"So sorry that this happened," she said. "In Jesus' name bless him right now. Amen. I love you."

The officer she was hugging is a communications sergeant, Stephen Toth, who wiped away his own tears. This is, after all, a force that has not gotten a lot of love in recent years. A survey last year by the Dallas Police Association showed that nearly 3 in 4 officers responded that morale is "low" or "lowest ever."

"Pay is one issue, but it's even larger than even pay," Toth says. "I mean, who wants to come out and do this job, especially in light of seeing something like this?"

By "this," he means the coldblooded murders of five officers.

Dallas police are so underpaid that they routinely flee the force for smaller, neighboring departments or to cities such as Austin and Fort Worth, where starting pay at a lower rank is $10,000 to $15,000 better and health benefits are more generous.

The Dallas department — with about 3,500 sworn personnel — is currently short at least 200 officers.

"We're the lowest-paid department in the Metroplex. We're losing officers to suburbs at a tremendous rate," says Det. Ron Pinkston, president of the Dallas Police Association.

Dallas' elected leaders say they can't pay the cops more because of a looming police payroll lawsuit, a nearly broke pension fund and competing needs such as crumbling streets.

Fred Frazier, chairman of the Assist the Officer Foundation, says by his count, 94 officers have left DPD since October.

"I hate to see our profession in decline. We can't even get guys to come for recruiting.
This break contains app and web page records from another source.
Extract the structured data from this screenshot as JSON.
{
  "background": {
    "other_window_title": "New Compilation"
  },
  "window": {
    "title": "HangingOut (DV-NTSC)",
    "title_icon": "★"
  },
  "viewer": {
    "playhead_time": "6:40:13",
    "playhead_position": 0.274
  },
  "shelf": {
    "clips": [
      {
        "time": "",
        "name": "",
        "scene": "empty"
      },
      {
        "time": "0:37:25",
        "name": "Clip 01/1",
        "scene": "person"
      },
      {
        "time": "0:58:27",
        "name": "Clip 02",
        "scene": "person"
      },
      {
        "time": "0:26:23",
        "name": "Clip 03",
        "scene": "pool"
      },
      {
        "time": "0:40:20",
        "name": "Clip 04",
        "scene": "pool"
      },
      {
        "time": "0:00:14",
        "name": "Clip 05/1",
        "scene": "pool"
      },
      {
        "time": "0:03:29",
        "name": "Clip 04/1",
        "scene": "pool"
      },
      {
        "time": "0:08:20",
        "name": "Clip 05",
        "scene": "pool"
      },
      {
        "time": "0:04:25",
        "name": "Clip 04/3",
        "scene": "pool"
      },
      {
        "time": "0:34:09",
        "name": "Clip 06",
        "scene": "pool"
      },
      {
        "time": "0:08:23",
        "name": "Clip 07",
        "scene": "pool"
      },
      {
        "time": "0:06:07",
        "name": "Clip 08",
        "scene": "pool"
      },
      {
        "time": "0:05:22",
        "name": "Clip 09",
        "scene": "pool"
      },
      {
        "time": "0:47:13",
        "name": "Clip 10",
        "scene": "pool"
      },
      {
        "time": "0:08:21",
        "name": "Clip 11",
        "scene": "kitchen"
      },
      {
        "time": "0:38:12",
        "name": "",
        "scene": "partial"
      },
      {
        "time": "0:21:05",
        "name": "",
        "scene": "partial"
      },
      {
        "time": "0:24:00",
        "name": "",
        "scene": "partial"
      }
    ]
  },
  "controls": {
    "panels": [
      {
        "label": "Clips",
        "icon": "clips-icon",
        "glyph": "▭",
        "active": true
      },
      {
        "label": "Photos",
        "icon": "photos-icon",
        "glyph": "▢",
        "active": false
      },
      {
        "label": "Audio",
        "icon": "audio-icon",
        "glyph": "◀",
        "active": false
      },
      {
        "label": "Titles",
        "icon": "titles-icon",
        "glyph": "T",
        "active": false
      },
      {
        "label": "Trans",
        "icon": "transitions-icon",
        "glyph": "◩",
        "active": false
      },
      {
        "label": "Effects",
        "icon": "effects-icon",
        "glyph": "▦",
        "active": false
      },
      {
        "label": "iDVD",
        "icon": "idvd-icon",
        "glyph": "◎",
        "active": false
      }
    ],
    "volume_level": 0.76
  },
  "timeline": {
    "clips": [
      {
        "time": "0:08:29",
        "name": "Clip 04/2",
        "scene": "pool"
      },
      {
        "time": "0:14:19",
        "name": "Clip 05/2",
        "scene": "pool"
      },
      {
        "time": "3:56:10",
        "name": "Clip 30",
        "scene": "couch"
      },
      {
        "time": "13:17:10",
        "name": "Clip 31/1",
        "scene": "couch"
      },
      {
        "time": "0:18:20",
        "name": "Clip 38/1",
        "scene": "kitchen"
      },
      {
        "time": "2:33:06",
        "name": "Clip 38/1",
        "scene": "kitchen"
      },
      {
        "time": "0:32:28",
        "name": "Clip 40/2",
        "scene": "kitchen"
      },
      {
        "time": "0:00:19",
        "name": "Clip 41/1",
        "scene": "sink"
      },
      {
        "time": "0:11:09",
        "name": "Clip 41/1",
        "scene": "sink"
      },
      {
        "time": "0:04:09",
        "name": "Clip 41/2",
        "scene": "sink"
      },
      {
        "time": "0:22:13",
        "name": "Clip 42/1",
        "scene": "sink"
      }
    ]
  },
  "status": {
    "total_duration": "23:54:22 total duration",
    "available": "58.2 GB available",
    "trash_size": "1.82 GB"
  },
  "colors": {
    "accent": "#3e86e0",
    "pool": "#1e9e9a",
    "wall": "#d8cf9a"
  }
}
We've had to cancel the last two [police cadet academy] classes cause there's not enough guys who want to be police officers," Frazier says.

To be fair, this is not just a Dallas problem. Departments all over the country are losing young officers because of pay, workload and the recent challenges of policing in the glare of social media.

But even before last Thursday's attack, Dallas had an unusually turbulent department, in part because of its chief, David Brown, 55. Only three months ago, all four police associations in the city were bitterly complaining about Brown's dictatorial, mercurial management style; the Black Police Association went so far as to call for his resignation. Yet today, Brown is earning universal accolades.

"This is one of David Brown's finest hours," says James Ragland, a longtime Dallas Morning News metro columnist. "For him to step up in a moment of crisis and take full control and calm the city down, it's remarkable."

It remains to be seen whether Brown will be able to use his restored reputation to stabilize the ranks and calm his detractors — and whether the Dallas police, overall, will be able to leverage their newfound appreciation to get city government to give them a decent pay raise.

Copyright 2021 NPR. To see more, visit https://www.npr.org.

As NPR's Southwest correspondent based in Austin, Texas, John Burnett covers immigration, border affairs, Texas news and other national assignments. In 2018, 2019 and again in 2020, he won national Edward R. Murrow Awards from the Radio-Television News Directors Association for continuing coverage of the immigration beat. In 2020, Burnett along with other NPR journalists, were finalists for a duPont-Columbia Award for their coverage of the Trump Administration's Remain in Mexico program. In December 2018, Burnett was invited to participate in a workshop on Refugees, Immigration and Border Security in Western Europe, sponsored by the RIAS Berlin Commission.